Skip to main content

Parking Plots

If we are going to have parking lots in the vicinity of water, why not engineer a lot that protects that water from the toxic leaking of cars?


The Hamilton Harbour has become a tourist destination and as McMaster University's Geography and Earth Sciences Professor J. M. Waddington has pointed out, they have done a nice job with their parking.

The non-scientific description is they basically make parking pods that are physically separated by vegetated buffers. These ones include river rocks on the bottom with marsh plants and other species adapted to the conditions. Water run-off is collected in these buffers, rather than discharging directly into the waterway or into the combined sewer catch-basins.

Compare to the design of most massive parking lots at malls (and McMaster University) and you will see the beauty of the design.
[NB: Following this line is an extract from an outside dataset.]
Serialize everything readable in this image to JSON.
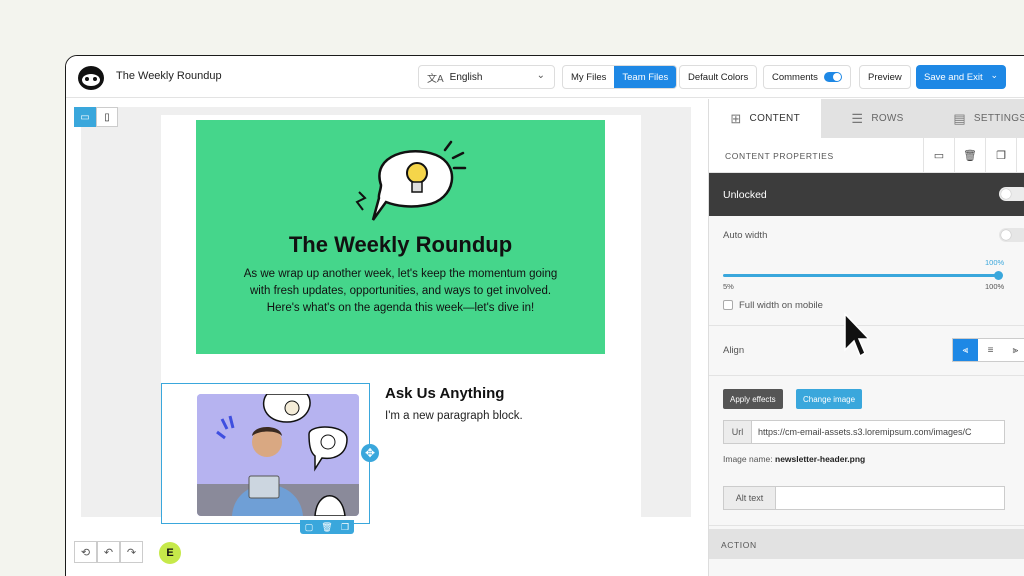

The alternative looks like this.

From 20m in the air:
Harbour parking at Guise Street

McMaster Parking Lot M

Comments

Popular posts from this blog

Urquhart Butterfly Garden speaker series

A lovely butterfly garden is the perfect setting for this annual speaker series. August 4, 2018, Guest speaker: Doreen Nicoll You cannot have Monarch Butterflies without milkweed.  Doreen Nicoll has recently become a heroine for monarch butterflies, by insisting on her rights to grow milkweed in her naturalized garden in Burlington. Doreen  Nicoll has long understood that garden with nature and not against her is the best thing for our planet. She also knows that native plants are great at attracting butterflies and bees of all species. Doreen will be the first presenter in the Summer Series at the Urquhart Butterfly Garden and her topic will be Monarchs and Their Milkweed and naturalized gardening. She has wealth of information and is fun as well! The session will begin at 11 am Saturday on August 4 and last approximately one hour.  Please bring a chair. If it rains the session will be cancelled. For more information about the Urquhart Butterfly Garden please visit ur

stepping up the battle for trails

I share the columnist's (see below) angst about some of the trail closures in Cootes Paradise and the observation that the impacts of walking on habitat are less damaging than driving. Nevertheless, I can appreciate that some of the trails can and should be closed to preserve sensitive habitat. It is because Cootes is surrounded by a city that the impacts of both cars and yes, even feet, can cumulatively degrade the integrity of this nature sanctuary. Blocking trails with bushes generally seems to occur on "unofficial" trails, though I have   previously expressed my concern with closing trails that once provided access through Cootes to hook up with the Spencer Creek Trail in Dundas. The utility of a trail as a path to someplace, rather than just a recreational loop, means a lot to me , and I have hoped the RBG would reconsider the trails layout with this in mind. Again, with so many people accessing Cootes, on foot and on mountain-bikes, the threat

Design for nature not cars in McMaster west campus

Monday, January 20, 2020 Rethinking McMaster's West Campus Floodplain and Simple I really hope that the vision for west campus does look to rehabilitate the floodplain under McMaster Parking Lot M. In these times of global climate emergency, what better contrast than cars parked on top a coldwater wetland. One is a source of our current predicament, and the other is a part of the solution to mitigate the issues we face. Meanwhile: Trail to Trespass McMaster still has to come to terms with the fact they won't allow people currently parking in the west campus to use the perfectly lovely remnant of the former Royal Botanical Gardens nature trails to access campus. It's very odd that it was easier to get hundreds of parking spaces removed to create the required 30-metre buffer to the coldwater creek there than it is to get McMaster to stop blocking access to the trail. I'm hoping to open (another) conversation with McMaster about this trail. In the mean